The reason a market economy works is because it learns from its mistakes, whereas socialism (being managed to eliminate pain) has no such self-correcting mechanism, and stays stupid. Today we have debt problems instead inflation problems and there is no way they are going to be easily or rapidly fixed. It took seventeen years in the eighties and nineties to apply the solutions for the problems that were identified in the seventies. One could make the argument (if it were not politically incorrect) that the more pain the better, that long and sharp corrections in the market generate a better learning experience, and lead to long and positive bull markets. Of course, then it all starts all over again, but that’s the way it is, isn’t it?

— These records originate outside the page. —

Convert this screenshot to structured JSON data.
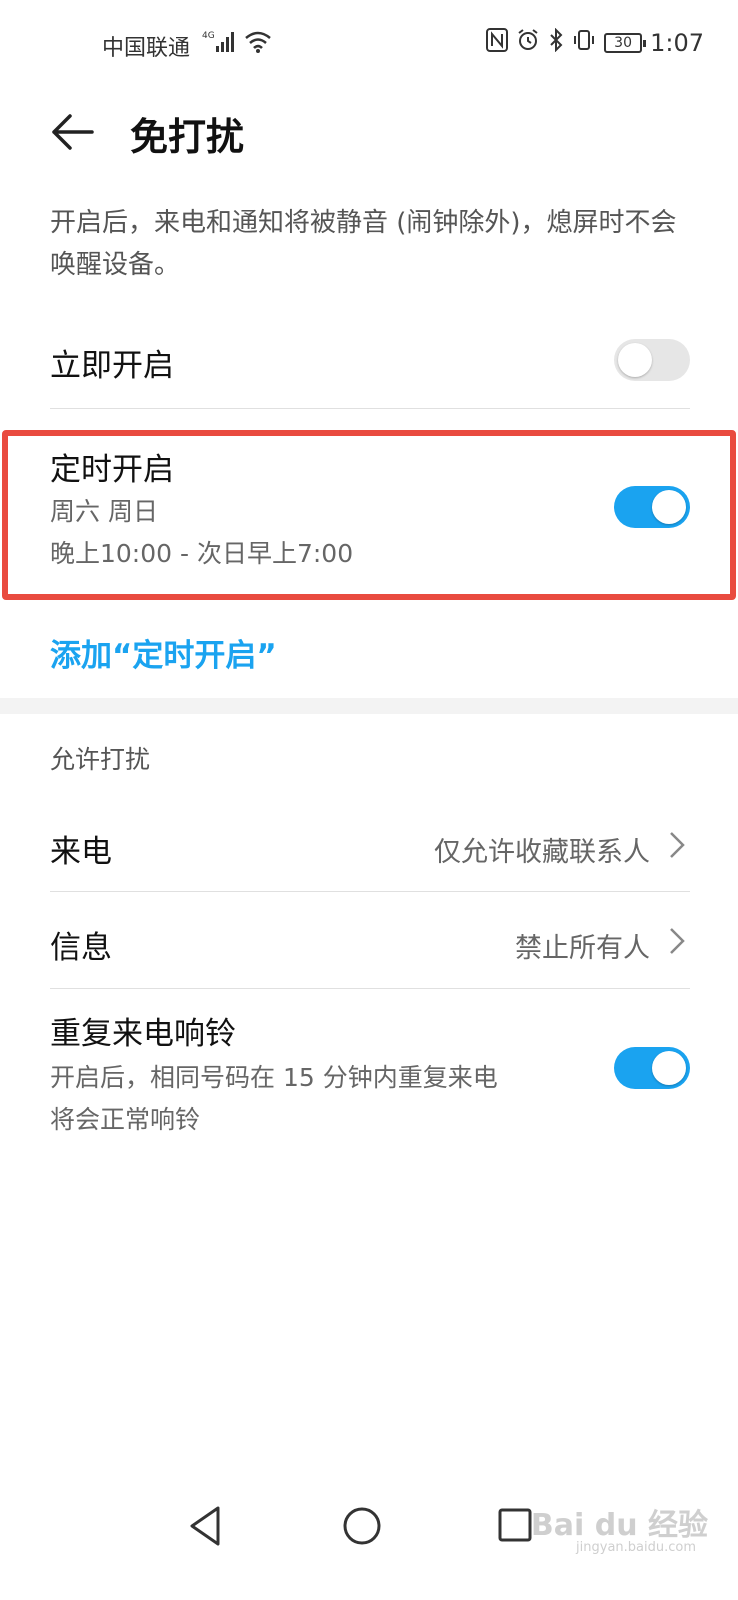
{
  "status_bar": {
    "carrier": "中国联通",
    "network": "4G",
    "battery": "30",
    "time": "1:07"
  },
  "header": {
    "title": "免打扰",
    "back_icon": "arrow-left-icon"
  },
  "description": "开启后，来电和通知将被静音 (闹钟除外)，熄屏时不会唤醒设备。",
  "immediate": {
    "label": "立即开启",
    "enabled": false
  },
  "scheduled": {
    "label": "定时开启",
    "days": "周六 周日",
    "time_range": "晚上10:00 - 次日早上7:00",
    "enabled": true
  },
  "add_schedule_label": "添加“定时开启”",
  "allow_section": {
    "title": "允许打扰",
    "calls_label": "来电",
    "calls_value": "仅允许收藏联系人",
    "messages_label": "信息",
    "messages_value": "禁止所有人",
    "repeat_label": "重复来电响铃",
    "repeat_desc_line1": "开启后，相同号码在 15 分钟内重复来电",
    "repeat_desc_line2": "将会正常响铃",
    "repeat_enabled": true
  },
  "watermark": {
    "text": "Bai du 经验",
    "sub": "jingyan.baidu.com"
  },
  "colors": {
    "accent": "#1aa3f0",
    "highlight_border": "#e94b3f"
  }
}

So, today, it not so much a question of have the problems been fixed, as it is have they been identified, and has there been enough pain so that real solutions will be applied. As Buffett says pundits tend to have crystal balls firmly affixed to a rear view mirror, so now as they make predictions they are not really looking at future but at the devastation and destruction of the last five years, and projecting that past into the future.
Projecting the immediate past into the future was not very helpful in 2008 and I suspect that it will be just as misleading now as it was then. It is my humble opinion that a much better guide to the future will be to measure the pain we have experienced and project future economic growth based the amount and the intensity of that pain. For economists I suggest they dump their crystal balls and learn to love the pain.
Certainly Greece is important, and we have to learn to control our debt, but these problems have become obvious, and anything obvious is already in the market. We are probably not yet at the end of our secular bear market, but there has been a lot of pain and this raises the strong likelihood that somewhere in the not too distant future there lies the pleasant prospect of a long lovely bull market.